Web page and app entries:
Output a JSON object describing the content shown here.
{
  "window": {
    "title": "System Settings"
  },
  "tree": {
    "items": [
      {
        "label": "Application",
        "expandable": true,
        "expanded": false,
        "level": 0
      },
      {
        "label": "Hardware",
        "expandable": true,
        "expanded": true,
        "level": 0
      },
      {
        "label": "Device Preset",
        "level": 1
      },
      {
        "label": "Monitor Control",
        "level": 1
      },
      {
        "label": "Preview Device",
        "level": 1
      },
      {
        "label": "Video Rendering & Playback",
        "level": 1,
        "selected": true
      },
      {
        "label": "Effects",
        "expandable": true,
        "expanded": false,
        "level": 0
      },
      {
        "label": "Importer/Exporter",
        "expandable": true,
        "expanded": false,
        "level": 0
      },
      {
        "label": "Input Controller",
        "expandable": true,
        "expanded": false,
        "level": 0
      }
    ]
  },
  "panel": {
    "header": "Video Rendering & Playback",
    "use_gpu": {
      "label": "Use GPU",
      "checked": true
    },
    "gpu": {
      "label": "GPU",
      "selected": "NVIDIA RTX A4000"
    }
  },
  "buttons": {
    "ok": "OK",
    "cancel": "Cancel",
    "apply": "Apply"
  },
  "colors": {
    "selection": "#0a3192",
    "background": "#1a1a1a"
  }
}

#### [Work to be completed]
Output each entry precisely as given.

#### [Task output]
Output a JSON object describing the content shown here.
{
  "window": {
    "title": "System Settings"
  },
  "tree": {
    "items": [
      {
        "label": "Application",
        "expandable": true,
        "expanded": false,
        "level": 0
      },
      {
        "label": "Hardware",
        "expandable": true,
        "expanded": true,
        "level": 0
      },
      {
        "label": "Device Preset",
        "level": 1
      },
      {
        "label": "Monitor Control",
        "level": 1
      },
      {
        "label": "Preview Device",
        "level": 1
      },
      {
        "label": "Video Rendering & Playback",
        "level": 1,
        "selected": true
      },
      {
        "label": "Effects",
        "expandable": true,
        "expanded": false,
        "level": 0
      },
      {
        "label": "Importer/Exporter",
        "expandable": true,
        "expanded": false,
        "level": 0
      },
      {
        "label": "Input Controller",
        "expandable": true,
        "expanded": false,
        "level": 0
      }
    ]
  },
  "panel": {
    "header": "Video Rendering & Playback",
    "use_gpu": {
      "label": "Use GPU",
      "checked": true
    },
    "gpu": {
      "label": "GPU",
      "selected": "NVIDIA RTX A4000"
    }
  },
  "buttons": {
    "ok": "OK",
    "cancel": "Cancel",
    "apply": "Apply"
  },
  "colors": {
    "selection": "#0a3192",
    "background": "#1a1a1a"
  }
}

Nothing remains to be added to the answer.